Most people find it hard to hit in front and to hit topspin on a high bouncing ball using the continental. That's why very few pros use it from the baseline these days.

Blake0
10-10-2009, 12:44 PM
I doubt that, i've always heard that eastern is capable of being more powerful.

xFullCourtTenniSx
10-10-2009, 12:48 PM
I've never heard this for the forehand. It's true for the serve, of course, but no way for the forehand.

This is probably what was meant when he heard about it.

And the eastern grip is by far the most powerful grip on the forehand (though that doesn't mean it'll be consistent).

5263
10-10-2009, 01:00 PM
Is the continental grip for the forehand more powerful than the eastern? i find this hard to believe. so is it true mate'? :confused:

Sure!

for serve, volleys and slice.
also works well on my forward tweener and overhead backfire shot, lol
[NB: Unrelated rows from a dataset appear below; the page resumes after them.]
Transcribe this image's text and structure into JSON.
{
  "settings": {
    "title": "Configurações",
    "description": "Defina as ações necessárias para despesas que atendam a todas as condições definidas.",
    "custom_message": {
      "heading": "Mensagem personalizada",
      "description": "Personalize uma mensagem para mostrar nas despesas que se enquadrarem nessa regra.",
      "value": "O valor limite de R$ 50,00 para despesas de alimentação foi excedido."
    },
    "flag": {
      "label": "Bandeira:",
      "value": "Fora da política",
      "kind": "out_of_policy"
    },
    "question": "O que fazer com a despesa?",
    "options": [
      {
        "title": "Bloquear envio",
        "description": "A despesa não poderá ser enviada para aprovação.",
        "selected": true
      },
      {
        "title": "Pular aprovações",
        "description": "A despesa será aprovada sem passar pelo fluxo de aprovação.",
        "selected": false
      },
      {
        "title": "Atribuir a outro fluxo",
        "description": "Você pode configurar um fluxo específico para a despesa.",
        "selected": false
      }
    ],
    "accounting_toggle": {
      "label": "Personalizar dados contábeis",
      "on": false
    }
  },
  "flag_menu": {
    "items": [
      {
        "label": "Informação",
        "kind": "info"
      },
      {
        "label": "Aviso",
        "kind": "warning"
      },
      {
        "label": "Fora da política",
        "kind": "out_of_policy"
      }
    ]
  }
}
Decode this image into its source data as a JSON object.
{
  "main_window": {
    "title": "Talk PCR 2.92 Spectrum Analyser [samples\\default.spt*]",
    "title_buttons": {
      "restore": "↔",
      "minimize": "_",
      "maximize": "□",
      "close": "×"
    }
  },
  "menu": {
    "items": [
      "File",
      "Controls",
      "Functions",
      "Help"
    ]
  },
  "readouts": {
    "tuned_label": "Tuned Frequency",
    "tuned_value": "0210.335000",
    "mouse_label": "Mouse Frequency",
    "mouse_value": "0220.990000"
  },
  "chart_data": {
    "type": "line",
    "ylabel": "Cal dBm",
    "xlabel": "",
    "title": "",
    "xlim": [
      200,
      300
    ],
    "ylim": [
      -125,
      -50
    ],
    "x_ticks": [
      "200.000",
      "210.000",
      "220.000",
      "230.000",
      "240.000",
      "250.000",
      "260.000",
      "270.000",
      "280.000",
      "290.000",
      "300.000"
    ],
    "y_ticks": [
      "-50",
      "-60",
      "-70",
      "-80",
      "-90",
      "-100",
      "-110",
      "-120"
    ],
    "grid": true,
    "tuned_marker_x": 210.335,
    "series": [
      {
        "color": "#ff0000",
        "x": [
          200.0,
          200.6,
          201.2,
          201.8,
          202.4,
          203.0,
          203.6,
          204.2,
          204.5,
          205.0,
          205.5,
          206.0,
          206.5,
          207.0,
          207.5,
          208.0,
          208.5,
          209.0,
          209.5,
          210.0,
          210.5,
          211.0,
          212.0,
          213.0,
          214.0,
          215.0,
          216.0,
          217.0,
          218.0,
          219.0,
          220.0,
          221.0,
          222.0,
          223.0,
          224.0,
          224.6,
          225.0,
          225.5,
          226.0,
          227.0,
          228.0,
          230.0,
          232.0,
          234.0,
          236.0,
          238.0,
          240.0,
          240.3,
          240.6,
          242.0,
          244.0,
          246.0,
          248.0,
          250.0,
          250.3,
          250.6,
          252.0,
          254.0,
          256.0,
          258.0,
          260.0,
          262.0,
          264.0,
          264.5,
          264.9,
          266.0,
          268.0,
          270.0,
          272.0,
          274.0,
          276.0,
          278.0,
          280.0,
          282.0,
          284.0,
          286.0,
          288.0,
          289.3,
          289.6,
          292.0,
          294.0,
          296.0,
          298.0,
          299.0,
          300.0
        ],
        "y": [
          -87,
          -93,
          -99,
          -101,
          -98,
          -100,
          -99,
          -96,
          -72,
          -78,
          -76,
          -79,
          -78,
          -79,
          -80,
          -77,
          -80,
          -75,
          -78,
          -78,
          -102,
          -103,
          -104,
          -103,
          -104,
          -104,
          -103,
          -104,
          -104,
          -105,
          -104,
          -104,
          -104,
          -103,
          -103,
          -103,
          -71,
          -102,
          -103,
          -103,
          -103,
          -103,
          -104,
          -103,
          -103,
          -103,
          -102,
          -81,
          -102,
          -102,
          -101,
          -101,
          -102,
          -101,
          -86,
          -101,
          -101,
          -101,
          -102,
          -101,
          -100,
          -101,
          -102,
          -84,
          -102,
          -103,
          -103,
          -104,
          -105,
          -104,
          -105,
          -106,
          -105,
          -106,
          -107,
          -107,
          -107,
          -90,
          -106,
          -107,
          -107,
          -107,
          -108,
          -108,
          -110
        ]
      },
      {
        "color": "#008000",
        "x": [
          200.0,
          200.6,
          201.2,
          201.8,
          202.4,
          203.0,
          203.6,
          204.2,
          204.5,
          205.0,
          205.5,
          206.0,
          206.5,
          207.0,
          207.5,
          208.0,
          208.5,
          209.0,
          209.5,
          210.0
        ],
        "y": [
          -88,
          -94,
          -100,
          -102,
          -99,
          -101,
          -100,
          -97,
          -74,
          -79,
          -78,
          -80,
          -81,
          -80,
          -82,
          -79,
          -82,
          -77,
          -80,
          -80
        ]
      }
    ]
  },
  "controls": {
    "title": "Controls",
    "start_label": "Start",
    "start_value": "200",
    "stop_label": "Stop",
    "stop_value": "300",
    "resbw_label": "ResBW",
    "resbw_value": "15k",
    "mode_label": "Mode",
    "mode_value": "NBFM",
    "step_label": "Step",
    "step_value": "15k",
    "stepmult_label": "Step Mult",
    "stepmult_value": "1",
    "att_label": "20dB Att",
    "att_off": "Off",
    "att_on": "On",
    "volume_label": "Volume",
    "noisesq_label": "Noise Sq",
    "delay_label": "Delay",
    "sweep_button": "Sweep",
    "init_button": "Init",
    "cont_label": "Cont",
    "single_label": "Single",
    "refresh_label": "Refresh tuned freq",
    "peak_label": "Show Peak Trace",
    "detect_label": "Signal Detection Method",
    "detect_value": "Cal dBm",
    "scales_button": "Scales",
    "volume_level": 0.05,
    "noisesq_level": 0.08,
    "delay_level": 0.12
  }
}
LeeD
10-10-2009, 01:55 PM
Yes, for the amount of effort you put in, you can hit a ball that moves faster than eastern, SW, or full W.
But no, if you put in the effort to hit the other grips, you will hit with more power.
Yes, I said that, and you would need to think a bit before poo pooing....

35ft6
10-10-2009, 03:04 PM
No it's not.

wyutani
10-10-2009, 04:52 PM
you know i tried it, and thats why when playing squash with a conti grip., u'll hear a booming sound. a loud one, compared to using a semi western for squash.

NLBwell
10-10-2009, 05:18 PM
There isn't really any DIRECT correlation between grip and power of the groundstroke. A flat stroke will put the most speed on the ball. You can hit flat with any grip. It may not be comfortable or as easy to hit a ball with a certain swingpath and impact location, but it can be done with any grip. It is easier to hit high balls with a western grip and low balls with a continental grip, but of course people with these grips can certainly hit either of these balls. A good player with any grip will be able to hit any ball in any way he chooses. You can hit huge topspin with a continental and can hit absoluely flat with a western grip, but it is less natural.

Solat
10-10-2009, 05:36 PM
EFH would be the most powerful in general as it positions the hand/arm behind the racquet not on top which will encourage plow through.

the reason squash players use that grip is so they can use it for all shots, secondly the weight of the squash racquet means you can use your wrist more easily to generate racquet speed (also since you have less room you need to),

LeeD
10-11-2009, 08:29 AM
and of course, DEPENDS...
What do you mean by more powerful? Faster ball? more spin? Does more effort count? Is topspin the only thing you can think of?
More powerful...forehand. OK, EVERY pro, when they want to hit the ball as far as they can into the stands uses a continental grip! So is that more powerful? Nope, it only means hitting with backspin makes the ball go farther!
More powerful...forehand. If you are totally lacking in muscles to swing, a conti grip will allow you to hit the fastest moving forehand...it goes flat mostly, it scoops up low balls, and you can learn to slice it a bit to hit high balls far deep into the baseline.
And you use conti on serves, which I assume you'd want "power"....
:shock::shock::):)
The above is a one sided 30% answer to the question.

doom
10-12-2009, 03:12 AM
No grip is inherently more powerful than another.

A continental is more adept at producing flatter balls from the same amount of effort from a player, and of course a flatter ball travels through the air quicker than a ball hit with the same force but with spin added.